(Interface dataset entries)
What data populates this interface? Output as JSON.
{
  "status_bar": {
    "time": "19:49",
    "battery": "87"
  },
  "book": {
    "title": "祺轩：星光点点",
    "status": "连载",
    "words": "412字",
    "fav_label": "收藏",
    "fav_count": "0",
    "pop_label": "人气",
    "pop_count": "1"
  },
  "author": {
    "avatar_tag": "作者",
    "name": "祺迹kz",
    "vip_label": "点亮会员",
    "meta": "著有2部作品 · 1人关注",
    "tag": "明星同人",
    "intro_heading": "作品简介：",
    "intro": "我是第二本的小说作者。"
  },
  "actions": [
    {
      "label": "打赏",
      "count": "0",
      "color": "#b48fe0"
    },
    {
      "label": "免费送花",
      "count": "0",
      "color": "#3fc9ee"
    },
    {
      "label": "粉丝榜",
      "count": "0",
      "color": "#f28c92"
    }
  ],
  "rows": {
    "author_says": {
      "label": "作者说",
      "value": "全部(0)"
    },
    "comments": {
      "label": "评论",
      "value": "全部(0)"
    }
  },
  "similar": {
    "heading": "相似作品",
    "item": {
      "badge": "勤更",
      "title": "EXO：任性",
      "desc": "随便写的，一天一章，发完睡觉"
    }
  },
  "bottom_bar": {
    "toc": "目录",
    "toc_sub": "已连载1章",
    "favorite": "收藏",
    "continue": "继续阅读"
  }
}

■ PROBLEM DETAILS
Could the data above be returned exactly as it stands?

■ SOLUTION TO THIS EXERCISE
What data populates this interface? Output as JSON.
{
  "status_bar": {
    "time": "19:49",
    "battery": "87"
  },
  "book": {
    "title": "祺轩：星光点点",
    "status": "连载",
    "words": "412字",
    "fav_label": "收藏",
    "fav_count": "0",
    "pop_label": "人气",
    "pop_count": "1"
  },
  "author": {
    "avatar_tag": "作者",
    "name": "祺迹kz",
    "vip_label": "点亮会员",
    "meta": "著有2部作品 · 1人关注",
    "tag": "明星同人",
    "intro_heading": "作品简介：",
    "intro": "我是第二本的小说作者。"
  },
  "actions": [
    {
      "label": "打赏",
      "count": "0",
      "color": "#b48fe0"
    },
    {
      "label": "免费送花",
      "count": "0",
      "color": "#3fc9ee"
    },
    {
      "label": "粉丝榜",
      "count": "0",
      "color": "#f28c92"
    }
  ],
  "rows": {
    "author_says": {
      "label": "作者说",
      "value": "全部(0)"
    },
    "comments": {
      "label": "评论",
      "value": "全部(0)"
    }
  },
  "similar": {
    "heading": "相似作品",
    "item": {
      "badge": "勤更",
      "title": "EXO：任性",
      "desc": "随便写的，一天一章，发完睡觉"
    }
  },
  "bottom_bar": {
    "toc": "目录",
    "toc_sub": "已连载1章",
    "favorite": "收藏",
    "continue": "继续阅读"
  }
}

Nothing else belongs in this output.